» **Description of the task**
All records given below must be printed word for word.

» **Available data**

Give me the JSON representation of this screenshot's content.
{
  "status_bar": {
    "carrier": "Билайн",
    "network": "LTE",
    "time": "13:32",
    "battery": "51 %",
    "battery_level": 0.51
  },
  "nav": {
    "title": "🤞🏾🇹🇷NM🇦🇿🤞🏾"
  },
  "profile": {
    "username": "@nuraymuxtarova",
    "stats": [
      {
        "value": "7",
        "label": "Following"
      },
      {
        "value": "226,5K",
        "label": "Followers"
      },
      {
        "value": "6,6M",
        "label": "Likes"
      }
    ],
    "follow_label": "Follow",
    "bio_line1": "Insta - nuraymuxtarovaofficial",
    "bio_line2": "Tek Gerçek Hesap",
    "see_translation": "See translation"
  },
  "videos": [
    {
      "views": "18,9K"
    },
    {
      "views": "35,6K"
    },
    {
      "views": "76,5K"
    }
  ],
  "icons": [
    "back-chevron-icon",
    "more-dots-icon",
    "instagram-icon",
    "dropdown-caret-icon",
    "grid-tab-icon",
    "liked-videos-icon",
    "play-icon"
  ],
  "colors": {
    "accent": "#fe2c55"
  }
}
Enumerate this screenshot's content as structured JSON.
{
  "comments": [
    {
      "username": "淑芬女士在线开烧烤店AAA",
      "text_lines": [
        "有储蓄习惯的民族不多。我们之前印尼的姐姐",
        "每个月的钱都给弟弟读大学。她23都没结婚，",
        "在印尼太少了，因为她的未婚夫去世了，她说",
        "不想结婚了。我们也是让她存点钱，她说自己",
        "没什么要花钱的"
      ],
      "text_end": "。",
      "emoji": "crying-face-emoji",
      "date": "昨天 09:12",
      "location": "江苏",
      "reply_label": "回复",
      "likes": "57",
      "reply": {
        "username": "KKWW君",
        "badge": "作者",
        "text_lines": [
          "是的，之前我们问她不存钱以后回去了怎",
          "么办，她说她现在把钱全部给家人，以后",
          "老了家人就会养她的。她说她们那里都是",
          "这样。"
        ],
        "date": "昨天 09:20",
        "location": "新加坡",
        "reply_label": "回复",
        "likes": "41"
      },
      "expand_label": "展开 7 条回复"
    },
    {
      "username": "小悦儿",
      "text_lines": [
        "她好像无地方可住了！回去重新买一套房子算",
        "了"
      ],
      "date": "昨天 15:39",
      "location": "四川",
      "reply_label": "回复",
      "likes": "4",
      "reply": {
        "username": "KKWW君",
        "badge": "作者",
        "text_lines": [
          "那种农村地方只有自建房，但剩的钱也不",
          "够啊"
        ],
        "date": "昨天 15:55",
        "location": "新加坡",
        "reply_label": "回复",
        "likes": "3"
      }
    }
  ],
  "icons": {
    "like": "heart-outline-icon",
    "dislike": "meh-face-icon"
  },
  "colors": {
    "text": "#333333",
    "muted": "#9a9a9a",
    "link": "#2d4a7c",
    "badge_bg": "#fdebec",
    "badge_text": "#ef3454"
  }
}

» **Task result**
Give me the JSON representation of this screenshot's content.
{
  "status_bar": {
    "carrier": "Билайн",
    "network": "LTE",
    "time": "13:32",
    "battery": "51 %",
    "battery_level": 0.51
  },
  "nav": {
    "title": "🤞🏾🇹🇷NM🇦🇿🤞🏾"
  },
  "profile": {
    "username": "@nuraymuxtarova",
    "stats": [
      {
        "value": "7",
        "label": "Following"
      },
      {
        "value": "226,5K",
        "label": "Followers"
      },
      {
        "value": "6,6M",
        "label": "Likes"
      }
    ],
    "follow_label": "Follow",
    "bio_line1": "Insta - nuraymuxtarovaofficial",
    "bio_line2": "Tek Gerçek Hesap",
    "see_translation": "See translation"
  },
  "videos": [
    {
      "views": "18,9K"
    },
    {
      "views": "35,6K"
    },
    {
      "views": "76,5K"
    }
  ],
  "icons": [
    "back-chevron-icon",
    "more-dots-icon",
    "instagram-icon",
    "dropdown-caret-icon",
    "grid-tab-icon",
    "liked-videos-icon",
    "play-icon"
  ],
  "colors": {
    "accent": "#fe2c55"
  }
}
Enumerate this screenshot's content as structured JSON.
{
  "comments": [
    {
      "username": "淑芬女士在线开烧烤店AAA",
      "text_lines": [
        "有储蓄习惯的民族不多。我们之前印尼的姐姐",
        "每个月的钱都给弟弟读大学。她23都没结婚，",
        "在印尼太少了，因为她的未婚夫去世了，她说",
        "不想结婚了。我们也是让她存点钱，她说自己",
        "没什么要花钱的"
      ],
      "text_end": "。",
      "emoji": "crying-face-emoji",
      "date": "昨天 09:12",
      "location": "江苏",
      "reply_label": "回复",
      "likes": "57",
      "reply": {
        "username": "KKWW君",
        "badge": "作者",
        "text_lines": [
          "是的，之前我们问她不存钱以后回去了怎",
          "么办，她说她现在把钱全部给家人，以后",
          "老了家人就会养她的。她说她们那里都是",
          "这样。"
        ],
        "date": "昨天 09:20",
        "location": "新加坡",
        "reply_label": "回复",
        "likes": "41"
      },
      "expand_label": "展开 7 条回复"
    },
    {
      "username": "小悦儿",
      "text_lines": [
        "她好像无地方可住了！回去重新买一套房子算",
        "了"
      ],
      "date": "昨天 15:39",
      "location": "四川",
      "reply_label": "回复",
      "likes": "4",
      "reply": {
        "username": "KKWW君",
        "badge": "作者",
        "text_lines": [
          "那种农村地方只有自建房，但剩的钱也不",
          "够啊"
        ],
        "date": "昨天 15:55",
        "location": "新加坡",
        "reply_label": "回复",
        "likes": "3"
      }
    }
  ],
  "icons": {
    "like": "heart-outline-icon",
    "dislike": "meh-face-icon"
  },
  "colors": {
    "text": "#333333",
    "muted": "#9a9a9a",
    "link": "#2d4a7c",
    "badge_bg": "#fdebec",
    "badge_text": "#ef3454"
  }
}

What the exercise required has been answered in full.